> _EXTRACTED INFORMATION_
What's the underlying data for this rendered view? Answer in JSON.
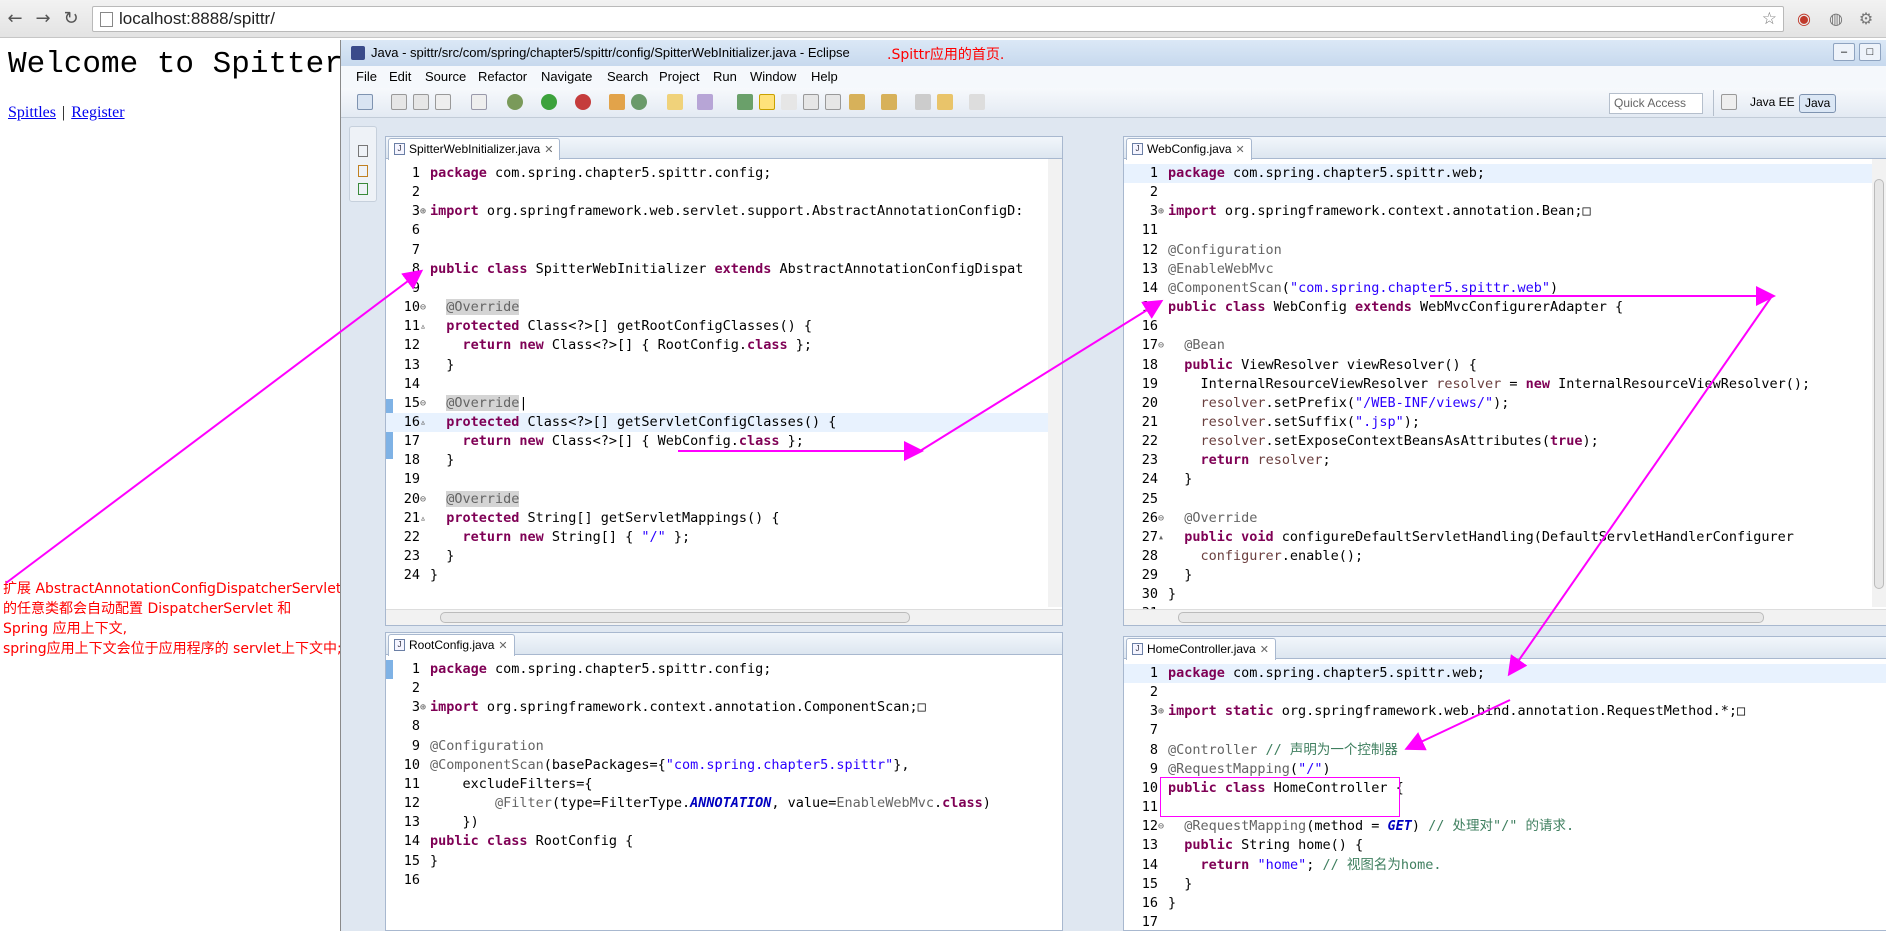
{
  "browser": {
    "url": "localhost:8888/spittr/",
    "back_icon": "back-arrow-icon",
    "forward_icon": "forward-arrow-icon",
    "reload_icon": "reload-icon"
  },
  "page": {
    "heading": "Welcome to Spitter",
    "link_spittles": "Spittles",
    "link_separator": "|",
    "link_register": "Register"
  },
  "annotation": {
    "line1": "扩展 AbstractAnnotationConfigDispatcherServletInitializer",
    "line2": "的任意类都会自动配置 DispatcherServlet 和",
    "line3": "Spring 应用上下文,",
    "line4": "spring应用上下文会位于应用程序的 servlet上下文中;"
  },
  "eclipse": {
    "title": "Java - spittr/src/com/spring/chapter5/spittr/config/SpitterWebInitializer.java - Eclipse",
    "title_note": ".Spittr应用的首页.",
    "menus": [
      "File",
      "Edit",
      "Source",
      "Refactor",
      "Navigate",
      "Search",
      "Project",
      "Run",
      "Window",
      "Help"
    ],
    "quick_access": "Quick Access",
    "perspective_java_ee": "Java EE",
    "perspective_java": "Java"
  },
  "editors": {
    "initializer": {
      "tab": "SpitterWebInitializer.java",
      "lines": [
        {
          "n": "1",
          "html": "<span class='kw'>package</span> com.spring.chapter5.spittr.config;"
        },
        {
          "n": "2",
          "html": ""
        },
        {
          "n": "3",
          "m": "⊕",
          "html": "<span class='kw'>import</span> org.springframework.web.servlet.support.AbstractAnnotationConfigD:"
        },
        {
          "n": "6",
          "html": ""
        },
        {
          "n": "7",
          "html": ""
        },
        {
          "n": "8",
          "html": "<span class='kw'>public class</span> SpitterWebInitializer <span class='kw'>extends</span> AbstractAnnotationConfigDispat"
        },
        {
          "n": "9",
          "html": ""
        },
        {
          "n": "10",
          "m": "⊖",
          "html": "  <span class='an ovr'>@Override</span>"
        },
        {
          "n": "11",
          "m": "▵",
          "html": "  <span class='kw'>protected</span> Class&lt;?&gt;[] getRootConfigClasses() {"
        },
        {
          "n": "12",
          "html": "    <span class='kw'>return new</span> Class&lt;?&gt;[] { RootConfig.<span class='kw'>class</span> };"
        },
        {
          "n": "13",
          "html": "  }"
        },
        {
          "n": "14",
          "html": ""
        },
        {
          "n": "15",
          "m": "⊖",
          "html": "  <span class='an ovr'>@Override</span>|"
        },
        {
          "n": "16",
          "m": "▵",
          "html": "  <span class='kw'>protected</span> Class&lt;?&gt;[] getServletConfigClasses() {"
        },
        {
          "n": "17",
          "html": "    <span class='kw'>return new</span> Class&lt;?&gt;[] { WebConfig.<span class='kw'>class</span> };"
        },
        {
          "n": "18",
          "html": "  }"
        },
        {
          "n": "19",
          "html": ""
        },
        {
          "n": "20",
          "m": "⊖",
          "html": "  <span class='an ovr'>@Override</span>"
        },
        {
          "n": "21",
          "m": "▵",
          "html": "  <span class='kw'>protected</span> String[] getServletMappings() {"
        },
        {
          "n": "22",
          "html": "    <span class='kw'>return new</span> String[] { <span class='str'>\"/\"</span> };"
        },
        {
          "n": "23",
          "html": "  }"
        },
        {
          "n": "24",
          "html": "}"
        }
      ]
    },
    "webconfig": {
      "tab": "WebConfig.java",
      "lines": [
        {
          "n": "1",
          "html": "<span class='kw'>package</span> com.spring.chapter5.spittr.web;"
        },
        {
          "n": "2",
          "html": ""
        },
        {
          "n": "3",
          "m": "⊕",
          "html": "<span class='kw'>import</span> org.springframework.context.annotation.Bean;□"
        },
        {
          "n": "11",
          "html": ""
        },
        {
          "n": "12",
          "html": "<span class='an'>@Configuration</span>"
        },
        {
          "n": "13",
          "html": "<span class='an'>@EnableWebMvc</span>"
        },
        {
          "n": "14",
          "html": "<span class='an'>@ComponentScan</span>(<span class='str'>\"com.spring.chapter5.spittr.web\"</span>)"
        },
        {
          "n": "15",
          "html": "<span class='kw'>public class</span> WebConfig <span class='kw'>extends</span> WebMvcConfigurerAdapter {"
        },
        {
          "n": "16",
          "html": ""
        },
        {
          "n": "17",
          "m": "⊖",
          "html": "  <span class='an'>@Bean</span>"
        },
        {
          "n": "18",
          "html": "  <span class='kw'>public</span> ViewResolver viewResolver() {"
        },
        {
          "n": "19",
          "html": "    InternalResourceViewResolver <span class='var'>resolver</span> = <span class='kw'>new</span> InternalResourceViewResolver();"
        },
        {
          "n": "20",
          "html": "    <span class='var'>resolver</span>.setPrefix(<span class='str'>\"/WEB-INF/views/\"</span>);"
        },
        {
          "n": "21",
          "html": "    <span class='var'>resolver</span>.setSuffix(<span class='str'>\".jsp\"</span>);"
        },
        {
          "n": "22",
          "html": "    <span class='var'>resolver</span>.setExposeContextBeansAsAttributes(<span class='kw'>true</span>);"
        },
        {
          "n": "23",
          "html": "    <span class='kw'>return</span> <span class='var'>resolver</span>;"
        },
        {
          "n": "24",
          "html": "  }"
        },
        {
          "n": "25",
          "html": ""
        },
        {
          "n": "26",
          "m": "⊖",
          "html": "  <span class='an'>@Override</span>"
        },
        {
          "n": "27",
          "m": "▴",
          "html": "  <span class='kw'>public void</span> configureDefaultServletHandling(DefaultServletHandlerConfigurer"
        },
        {
          "n": "28",
          "html": "    <span class='var'>configurer</span>.enable();"
        },
        {
          "n": "29",
          "html": "  }"
        },
        {
          "n": "30",
          "html": "}"
        },
        {
          "n": "31",
          "html": ""
        }
      ]
    },
    "rootconfig": {
      "tab": "RootConfig.java",
      "lines": [
        {
          "n": "1",
          "html": "<span class='kw'>package</span> com.spring.chapter5.spittr.config;"
        },
        {
          "n": "2",
          "html": ""
        },
        {
          "n": "3",
          "m": "⊕",
          "html": "<span class='kw'>import</span> org.springframework.context.annotation.ComponentScan;□"
        },
        {
          "n": "8",
          "html": ""
        },
        {
          "n": "9",
          "html": "<span class='an'>@Configuration</span>"
        },
        {
          "n": "10",
          "html": "<span class='an'>@ComponentScan</span>(basePackages={<span class='str'>\"com.spring.chapter5.spittr\"</span>},"
        },
        {
          "n": "11",
          "html": "    excludeFilters={"
        },
        {
          "n": "12",
          "html": "        <span class='an'>@Filter</span>(type=FilterType.<span class='fld'><b>ANNOTATION</b></span>, value=<span class='an'>EnableWebMvc</span>.<span class='kw'>class</span>)"
        },
        {
          "n": "13",
          "html": "    })"
        },
        {
          "n": "14",
          "html": "<span class='kw'>public class</span> RootConfig {"
        },
        {
          "n": "15",
          "html": "}"
        },
        {
          "n": "16",
          "html": ""
        }
      ]
    },
    "homecontroller": {
      "tab": "HomeController.java",
      "lines": [
        {
          "n": "1",
          "html": "<span class='kw'>package</span> com.spring.chapter5.spittr.web;"
        },
        {
          "n": "2",
          "html": ""
        },
        {
          "n": "3",
          "m": "⊕",
          "html": "<span class='kw'>import static</span> org.springframework.web.bind.annotation.RequestMethod.*;□"
        },
        {
          "n": "7",
          "html": ""
        },
        {
          "n": "8",
          "html": "<span class='an'>@Controller</span> <span class='cm'>// 声明为一个控制器</span>"
        },
        {
          "n": "9",
          "html": "<span class='an'>@RequestMapping</span>(<span class='str'>\"/\"</span>)"
        },
        {
          "n": "10",
          "html": "<span class='kw'>public class</span> HomeController {"
        },
        {
          "n": "11",
          "html": ""
        },
        {
          "n": "12",
          "m": "⊖",
          "html": "  <span class='an'>@RequestMapping</span>(method = <span class='fld'><b>GET</b></span>) <span class='cm'>// 处理对\"/\" 的请求.</span>"
        },
        {
          "n": "13",
          "html": "  <span class='kw'>public</span> String home() {"
        },
        {
          "n": "14",
          "html": "    <span class='kw'>return</span> <span class='str'>\"home\"</span>; <span class='cm'>// 视图名为home.</span>"
        },
        {
          "n": "15",
          "html": "  }"
        },
        {
          "n": "16",
          "html": "}"
        },
        {
          "n": "17",
          "html": ""
        }
      ]
    }
  }
}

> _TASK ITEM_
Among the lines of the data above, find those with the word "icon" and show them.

> _ANSWER AREA_
    "back_icon": "back-arrow-icon",
    "forward_icon": "forward-arrow-icon",
    "reload_icon": "reload-icon"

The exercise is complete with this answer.